Visual document of The White Stripes Canadian invasion of 2007. No Seven Nation Army required.
The Northern white crap that talks back are... back. Smith and Co. hit the 21st Century in style with album number 277 or thereabouts.
Finding unexpected notoriety through their collaboration with electronic arsonists Crystal Castles, Los Angeles Noise Rock quartet HEALTH have been a prominent musical force in the LA scene over the past couple of years. With their second album Get Colour released late last year, the band have evolved beyond being nihilistic noise makers into an act that is pushing the textural accessibility switch.
Zooey Deschanel and M. Ward, a perfect pop couple if there ever were one, are back for a second helping of doo-wop and pop.
The Dead Weather are a band that more than live up to their name. Dark and bluesy, malevolent and loud. Given the rock credentials brought by each of the musicians attached, you expect nothing less. A multi-headed musical beast comprised of Alison Mosshart, the chain-smoking siren from The Kills, Jack White, leader of the status: in hiatus White Stripes, Dean Fertita of Queens of The Stone Age and Jack Lawrence of The Raconteurs. With a new album Sea of Cowards about to be released, we speak to Alison, Jack, and Dean.
The anticipated follow-up to the fan and critic fave Ga Ga Ga Ga Ga, fails to meet expectation, begging the question, 'Where were Spoon transferring to?'.
“Listening again to everything The Hold Steady recorded. Is this the greatest American band now? They just got me through a rough month.” Bret Easton Ellis, Twitter Nov 2009. Lauded by fans, critics and other creative minds for the scope, depth, truth and heart that they bring to chronicling the American rock myth, Craig Finn and Tad Kubler of The Hold Steady hold court to discuss (via impersonal record label Q&A) their forthcoming blue collar opus Heaven is Whenever, due for release on May 3.
In Sloan's case, it was definitely the A Sides that won, but there's some forgotten treats amongst this rarities collection.

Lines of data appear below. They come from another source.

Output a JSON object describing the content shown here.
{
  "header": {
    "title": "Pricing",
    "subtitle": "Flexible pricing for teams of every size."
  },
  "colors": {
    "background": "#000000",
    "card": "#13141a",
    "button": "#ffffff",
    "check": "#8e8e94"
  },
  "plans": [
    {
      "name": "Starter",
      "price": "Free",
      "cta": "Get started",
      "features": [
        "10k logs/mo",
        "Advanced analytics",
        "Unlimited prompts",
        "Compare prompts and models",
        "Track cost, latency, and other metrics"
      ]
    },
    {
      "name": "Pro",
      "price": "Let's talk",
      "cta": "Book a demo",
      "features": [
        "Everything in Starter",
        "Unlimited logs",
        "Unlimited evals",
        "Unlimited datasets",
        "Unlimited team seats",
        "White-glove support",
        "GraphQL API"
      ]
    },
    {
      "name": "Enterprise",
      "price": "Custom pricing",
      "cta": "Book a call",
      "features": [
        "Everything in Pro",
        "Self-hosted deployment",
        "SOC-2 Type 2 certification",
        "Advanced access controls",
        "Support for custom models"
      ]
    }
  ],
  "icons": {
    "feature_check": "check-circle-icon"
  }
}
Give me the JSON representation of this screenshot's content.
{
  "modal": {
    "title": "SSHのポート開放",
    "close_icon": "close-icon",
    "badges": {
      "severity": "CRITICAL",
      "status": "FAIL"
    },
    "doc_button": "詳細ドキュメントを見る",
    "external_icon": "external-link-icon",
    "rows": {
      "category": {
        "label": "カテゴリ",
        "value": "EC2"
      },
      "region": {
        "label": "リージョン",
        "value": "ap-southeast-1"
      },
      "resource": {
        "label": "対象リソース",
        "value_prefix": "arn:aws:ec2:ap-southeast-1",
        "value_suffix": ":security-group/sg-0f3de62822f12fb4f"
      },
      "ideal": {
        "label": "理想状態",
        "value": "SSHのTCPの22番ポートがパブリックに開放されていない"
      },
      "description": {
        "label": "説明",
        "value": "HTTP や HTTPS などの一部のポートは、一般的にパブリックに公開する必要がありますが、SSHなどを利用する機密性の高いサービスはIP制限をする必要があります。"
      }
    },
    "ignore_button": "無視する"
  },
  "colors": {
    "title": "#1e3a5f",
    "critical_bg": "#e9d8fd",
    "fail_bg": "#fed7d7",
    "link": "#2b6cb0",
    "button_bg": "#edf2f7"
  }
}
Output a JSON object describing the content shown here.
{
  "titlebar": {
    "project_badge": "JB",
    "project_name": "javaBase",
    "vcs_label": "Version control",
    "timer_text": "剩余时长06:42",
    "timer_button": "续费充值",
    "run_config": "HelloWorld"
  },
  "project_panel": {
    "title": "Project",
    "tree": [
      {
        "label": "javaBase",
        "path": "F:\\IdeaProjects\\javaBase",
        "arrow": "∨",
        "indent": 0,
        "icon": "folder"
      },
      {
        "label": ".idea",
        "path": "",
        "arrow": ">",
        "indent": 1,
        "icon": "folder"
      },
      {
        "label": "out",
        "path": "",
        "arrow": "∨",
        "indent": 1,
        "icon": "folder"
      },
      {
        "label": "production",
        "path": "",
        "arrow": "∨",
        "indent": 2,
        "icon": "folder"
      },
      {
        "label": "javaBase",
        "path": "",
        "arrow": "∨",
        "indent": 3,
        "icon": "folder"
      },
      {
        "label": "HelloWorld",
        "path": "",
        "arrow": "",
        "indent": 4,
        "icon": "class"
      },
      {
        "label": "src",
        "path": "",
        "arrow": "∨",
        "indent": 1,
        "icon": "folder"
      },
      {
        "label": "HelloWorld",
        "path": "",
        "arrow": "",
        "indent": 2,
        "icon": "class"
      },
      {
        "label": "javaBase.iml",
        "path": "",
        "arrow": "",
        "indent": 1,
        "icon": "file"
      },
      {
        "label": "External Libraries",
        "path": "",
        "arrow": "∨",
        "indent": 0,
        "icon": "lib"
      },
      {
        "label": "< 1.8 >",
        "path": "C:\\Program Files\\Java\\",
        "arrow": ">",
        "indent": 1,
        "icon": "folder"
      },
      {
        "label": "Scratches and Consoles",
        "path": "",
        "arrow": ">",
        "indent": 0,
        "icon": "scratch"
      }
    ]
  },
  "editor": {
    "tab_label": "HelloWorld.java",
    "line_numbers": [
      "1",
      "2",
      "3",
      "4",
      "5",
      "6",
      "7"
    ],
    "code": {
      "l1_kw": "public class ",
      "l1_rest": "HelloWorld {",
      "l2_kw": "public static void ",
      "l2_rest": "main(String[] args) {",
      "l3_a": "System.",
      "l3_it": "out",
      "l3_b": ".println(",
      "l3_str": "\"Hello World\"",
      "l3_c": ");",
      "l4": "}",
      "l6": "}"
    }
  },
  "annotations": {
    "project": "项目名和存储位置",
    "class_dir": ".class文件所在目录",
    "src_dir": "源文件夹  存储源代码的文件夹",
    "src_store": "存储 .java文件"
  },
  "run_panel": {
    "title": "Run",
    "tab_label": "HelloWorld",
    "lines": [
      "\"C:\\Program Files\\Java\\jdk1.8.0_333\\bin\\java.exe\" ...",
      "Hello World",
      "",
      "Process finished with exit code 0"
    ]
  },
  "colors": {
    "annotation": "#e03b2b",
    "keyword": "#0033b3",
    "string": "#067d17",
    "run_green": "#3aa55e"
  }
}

As a teenage music fan, one of my prized possessions was a bootleg LP of Joy Division recorded on the same stage Bad Lieutenant are playing tonight, 30 years later. You think Bernard Sumner, guitarist in both bands, would mention the significance, or perhaps the memory has left him, like his own introduction to an Electronic song later in the set "This is called "Tighten Up", I've no fucking clue what it's about".
The smell of reunion is in the air as Pavement's back catalogue is harvested for the new-comers in this career-spanning collection.
A firm favourite last year with those of a pop persuasion was the debut album of Brooklyn four-piece, The Pains of Being Pure at Heart. An example of youthful exuberance and melodic indulgences, The Pains (is it ok to call them that?) were as easy to swallow as a chocolate sundae with all the toppings -- and just as addictive and in no way fattening. Recently on tour in Australia, we spoke with guitarist Kip Berman.